Guess the Country

August 4, 2005

This from Claudia Rosett at Fox News.

The 68-year-old X, one of several individuals now under investigation in country> for alleged involvement in Saddam Hussein’s Oil-for-Food scams, is well known for his role in the early 1990s as country’s> ambassador to the United Nations. What investigators have not so far highlighted is that during the period X is alleged to have come into commercial contact with Saddam’s regime, starting in December 2001, he was working not for the country’s> government, but as a special adviser to U.N. Secretary-General Kofi Annan.

Clue: it’s not Cyprus!


Eliminating Terrorists’ Safe Havens

August 4, 2005

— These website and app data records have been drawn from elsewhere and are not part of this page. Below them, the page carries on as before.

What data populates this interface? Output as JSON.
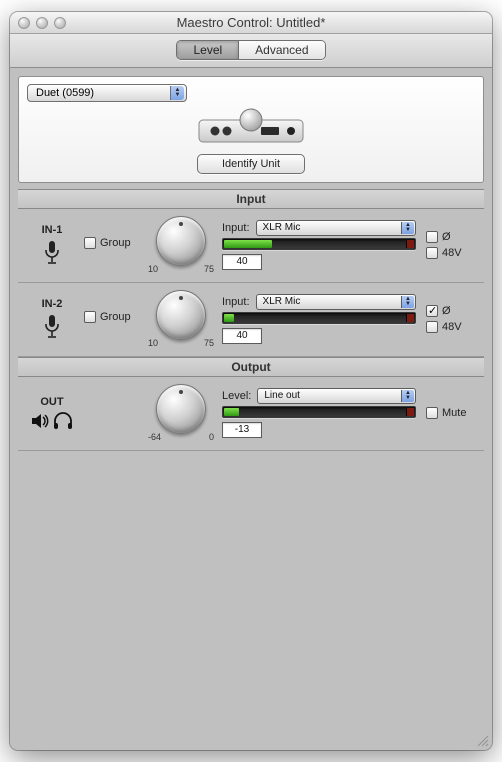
{
  "window": {
    "title": "Maestro Control: Untitled*"
  },
  "tabs": {
    "level": "Level",
    "advanced": "Advanced",
    "selected": "level"
  },
  "unit": {
    "device_popup": "Duet (0599)",
    "identify_button": "Identify Unit"
  },
  "sections": {
    "input_header": "Input",
    "output_header": "Output"
  },
  "inputs": [
    {
      "name": "IN-1",
      "group_label": "Group",
      "group_checked": false,
      "knob_min": "10",
      "knob_max": "75",
      "source_label": "Input:",
      "source_value": "XLR Mic",
      "meter_fill_pct": 25,
      "value": "40",
      "phase_label": "Ø",
      "phase_checked": false,
      "phantom_label": "48V",
      "phantom_checked": false
    },
    {
      "name": "IN-2",
      "group_label": "Group",
      "group_checked": false,
      "knob_min": "10",
      "knob_max": "75",
      "source_label": "Input:",
      "source_value": "XLR Mic",
      "meter_fill_pct": 5,
      "value": "40",
      "phase_label": "Ø",
      "phase_checked": true,
      "phantom_label": "48V",
      "phantom_checked": false
    }
  ],
  "output": {
    "name": "OUT",
    "knob_min": "-64",
    "knob_max": "0",
    "level_label": "Level:",
    "dest_value": "Line out",
    "meter_fill_pct": 8,
    "value": "-13",
    "mute_label": "Mute",
    "mute_checked": false
  }
}
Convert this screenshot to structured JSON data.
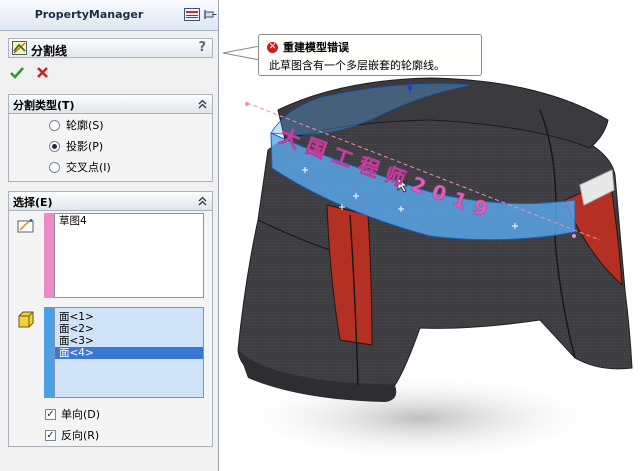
{
  "property_manager": {
    "title": "PropertyManager",
    "feature_name": "分割线",
    "help_glyph": "?",
    "split_type": {
      "header": "分割类型(T)",
      "options": [
        "轮廓(S)",
        "投影(P)",
        "交叉点(I)"
      ],
      "selected": "投影(P)"
    },
    "selection": {
      "header": "选择(E)",
      "sketch_list": [
        "草图4"
      ],
      "face_list": [
        "面<1>",
        "面<2>",
        "面<3>",
        "面<4>"
      ],
      "selected_face": "面<4>",
      "single_direction": {
        "label": "单向(D)",
        "checked": true
      },
      "reverse_direction": {
        "label": "反向(R)",
        "checked": true
      }
    }
  },
  "tooltip": {
    "title": "重建模型错误",
    "message": "此草图含有一个多层嵌套的轮廓线。"
  },
  "viewport": {
    "sketch_text": "大国工程师2019"
  },
  "colors": {
    "accent_blue": "#3a78d8",
    "sketch_pink": "#f28cc8",
    "model_body": "#3f3e43",
    "model_red": "#b43022",
    "split_band": "#5aa8ec"
  }
}
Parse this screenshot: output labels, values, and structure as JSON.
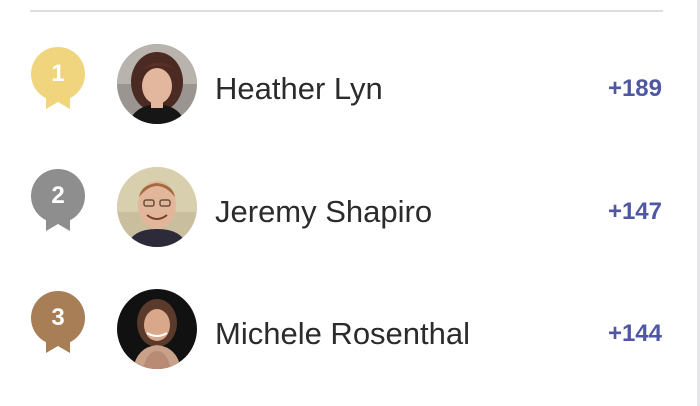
{
  "colors": {
    "gold": "#f0d57e",
    "silver": "#8e8e8e",
    "bronze": "#a77e55",
    "score": "#4f57a3",
    "name": "#2b2b2b",
    "divider": "#dddddf"
  },
  "leaderboard": {
    "entries": [
      {
        "rank": "1",
        "badge": "gold-ribbon-icon",
        "avatar": "avatar-heather-lyn",
        "name": "Heather Lyn",
        "score": "+189"
      },
      {
        "rank": "2",
        "badge": "silver-ribbon-icon",
        "avatar": "avatar-jeremy-shapiro",
        "name": "Jeremy Shapiro",
        "score": "+147"
      },
      {
        "rank": "3",
        "badge": "bronze-ribbon-icon",
        "avatar": "avatar-michele-rosenthal",
        "name": "Michele Rosenthal",
        "score": "+144"
      }
    ]
  }
}
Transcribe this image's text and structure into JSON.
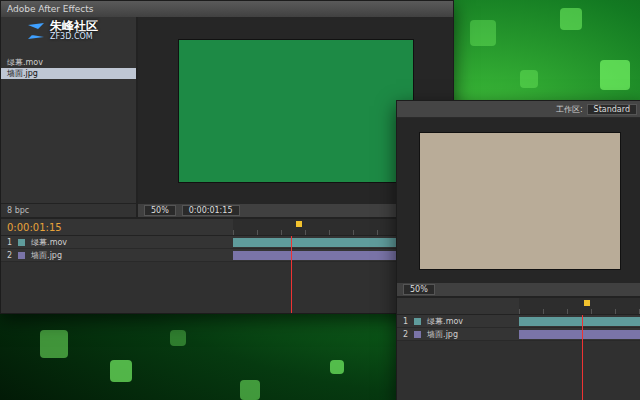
{
  "watermark": {
    "name": "朱峰社区",
    "url": "ZF3D.COM"
  },
  "main_window": {
    "title": "Adobe After Effects",
    "project": {
      "items": [
        {
          "name": "绿幕.mov",
          "selected": false
        },
        {
          "name": "墙面.jpg",
          "selected": true
        }
      ],
      "footer": "8 bpc"
    },
    "viewer": {
      "zoom": "50%",
      "timecode": "0:00:01:15"
    },
    "timeline": {
      "timecode": "0:00:01:15",
      "playhead": 0.3,
      "layers": [
        {
          "index": "1",
          "name": "绿幕.mov",
          "color": "#5f9c9c"
        },
        {
          "index": "2",
          "name": "墙面.jpg",
          "color": "#7a74a8"
        }
      ]
    }
  },
  "second_window": {
    "workspace_label": "工作区:",
    "workspace": "Standard",
    "viewer": {
      "zoom": "50%"
    },
    "timeline": {
      "playhead": 0.55,
      "layers": [
        {
          "index": "1",
          "name": "绿幕.mov",
          "color": "#5f9c9c"
        },
        {
          "index": "2",
          "name": "墙面.jpg",
          "color": "#7a74a8"
        }
      ]
    }
  }
}
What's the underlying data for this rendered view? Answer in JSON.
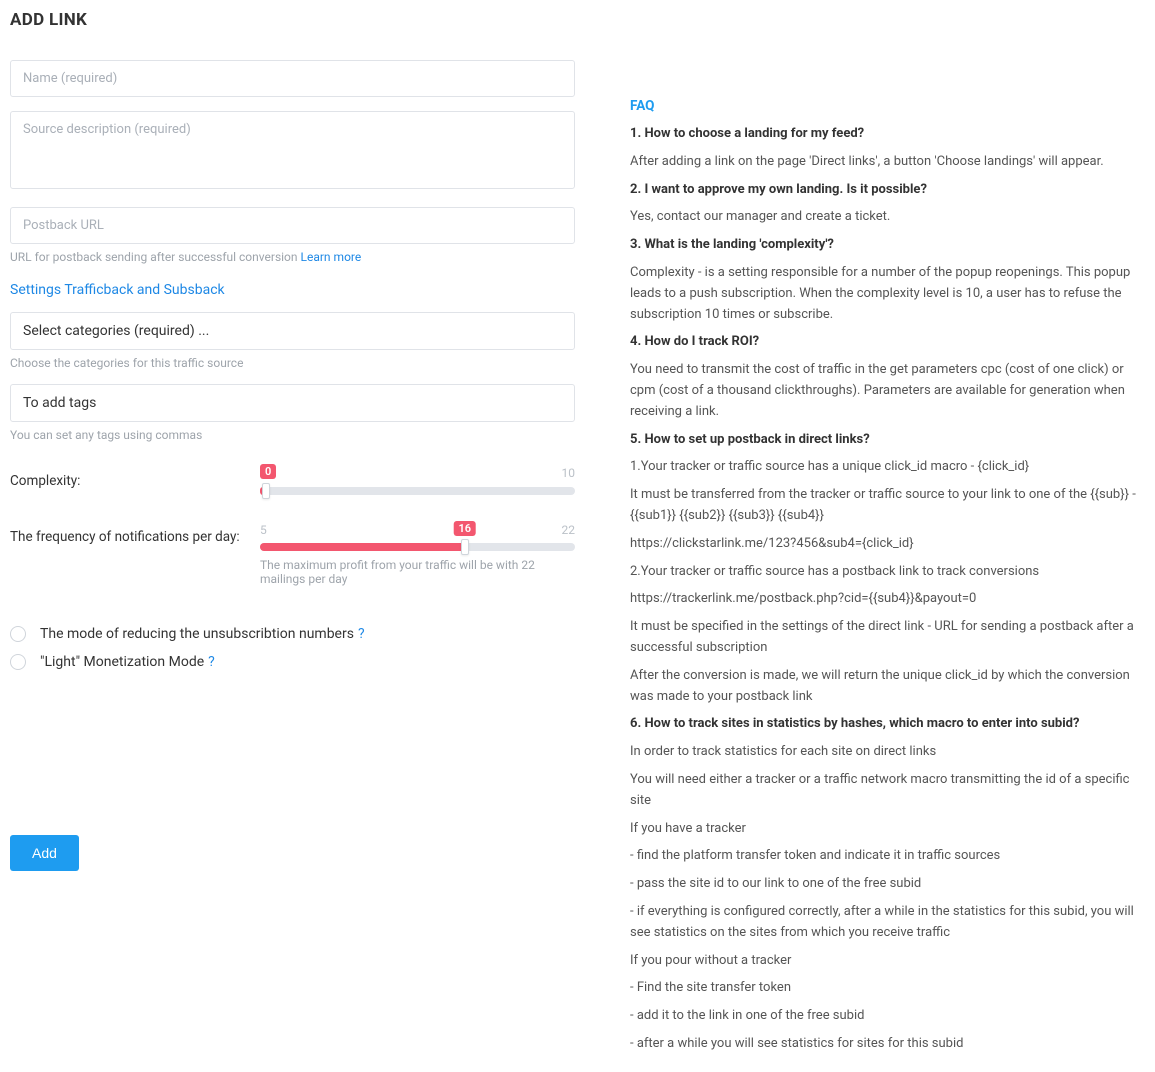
{
  "heading": "ADD LINK",
  "fields": {
    "namePlaceholder": "Name (required)",
    "descPlaceholder": "Source description (required)",
    "postbackPlaceholder": "Postback URL",
    "postbackHint": "URL for postback sending after successful conversion ",
    "postbackLearn": "Learn more",
    "trafficbackLink": "Settings Trafficback and Subsback",
    "categoriesPlaceholder": "Select categories (required) ...",
    "categoriesHint": "Choose the categories for this traffic source",
    "tagsPlaceholder": "To add tags",
    "tagsHint": "You can set any tags using commas"
  },
  "sliders": {
    "complexity": {
      "label": "Complexity:",
      "min": "0",
      "max": "10",
      "value": "0"
    },
    "frequency": {
      "label": "The frequency of notifications per day:",
      "min": "5",
      "max": "22",
      "value": "16",
      "note": "The maximum profit from your traffic will be with 22 mailings per day"
    }
  },
  "checkboxes": {
    "reduce": "The mode of reducing the unsubscribtion numbers",
    "light": "\"Light\" Monetization Mode",
    "q": "?"
  },
  "addBtn": "Add",
  "faq": {
    "title": "FAQ",
    "q1": "1. How to choose a landing for my feed?",
    "a1": "After adding a link on the page 'Direct links', a button 'Choose landings' will appear.",
    "q2": "2. I want to approve my own landing. Is it possible?",
    "a2": "Yes, contact our manager and create a ticket.",
    "q3": "3. What is the landing 'complexity'?",
    "a3": "Complexity - is a setting responsible for a number of the popup reopenings. This popup leads to a push subscription. When the complexity level is 10, a user has to refuse the subscription 10 times or subscribe.",
    "q4": "4. How do I track ROI?",
    "a4": "You need to transmit the cost of traffic in the get parameters cpc (cost of one click) or cpm (cost of a thousand clickthroughs). Parameters are available for generation when receiving a link.",
    "q5": "5. How to set up postback in direct links?",
    "a5a": "1.Your tracker or traffic source has a unique click_id macro - {click_id}",
    "a5b": "It must be transferred from the tracker or traffic source to your link to one of the {{sub}} - {{sub1}} {{sub2}} {{sub3}} {{sub4}}",
    "a5c": "https://clickstarlink.me/123?456&sub4={click_id}",
    "a5d": "2.Your tracker or traffic source has a postback link to track conversions",
    "a5e": "https://trackerlink.me/postback.php?cid={{sub4}}&payout=0",
    "a5f": "It must be specified in the settings of the direct link - URL for sending a postback after a successful subscription",
    "a5g": "After the conversion is made, we will return the unique click_id by which the conversion was made to your postback link",
    "q6": "6. How to track sites in statistics by hashes, which macro to enter into subid?",
    "a6a": "In order to track statistics for each site on direct links",
    "a6b": "You will need either a tracker or a traffic network macro transmitting the id of a specific site",
    "a6c": "If you have a tracker",
    "a6d": "- find the platform transfer token and indicate it in traffic sources",
    "a6e": "- pass the site id to our link to one of the free subid",
    "a6f": "- if everything is configured correctly, after a while in the statistics for this subid, you will see statistics on the sites from which you receive traffic",
    "a6g": "If you pour without a tracker",
    "a6h": "- Find the site transfer token",
    "a6i": "- add it to the link in one of the free subid",
    "a6j": "- after a while you will see statistics for sites for this subid"
  }
}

It’s a fundamental principal of warfare that you never allow the enemy safe havens. Brits broke this rule by allowing the Irish Republic to harbor the IRA, the US broke it by leaving North Vietnam largely untouched, and is breaking it again by allowing Syria and Iran to supply the terrorists in Iraq. It should put whatever resources it needs into destroying havens in those countries.

Here’s a textbook example.

In 1979, the IRA killed 18 Brit soldiers at Warrenpoint, County Down with a pair of IEDs, right on the border with the Irish Republic.

They could do this because the Republic (unofficially of course!) provided the IRA with safe havens for its killers and import and storage points for weapons and explosives. And the Brits, instead of applying applying military force to the Republic, let them get away with it. So all the IRA needed to do at Warrenpoint was move two big IEDs a few yards across the border & set up a double ambush (my emphasis).

The ambush had been carefully planned. The first bomb, weighing half-a-ton, was planted under some hay on a flat-bed lorry beside a dual carriageway 44 miles from Belfast on the Irish border.

It exploded killing six soldiers of the Second Battalion Parachute Regiment as they travelled past in a four-ton lorry at the back of a three-vehicle army convoy.

Members of the Queen’s Own Highlanders, who flew to the scene by helicopter, arrived from Bessbrook base in County Armagh.

Twenty minutes after the first explosion, as the helicopter took off carrying some of the injured, the second device was detonated. Twelve more soldiers – two Highlanders and ten Paras – were killed.

At least one witness reported hearing heavy automatic fire from across the narrow canal, which formed part of the border, after the second explosion. The soldiers returned the fire. A civilian was later found dead nearby.

The British had strict orders not to pursue their attackers into the Irish Republic to avoid causing any diplomatic disputes.

So the terrorists were safe in the Republic that night, no doubt sinking pints of celebratory Guinness.

Without bases in the Republic, the IRA could not have gone on to kill thousands. Forced to stay in Northern Ireland, they would have limited places to hide, and without resupply their weapons and ammunition would have dwindled away.

Same applies in Iraq – frontiers are much bigger, but the US has much better weapons to sterilize them. It just needs the diplomatic will.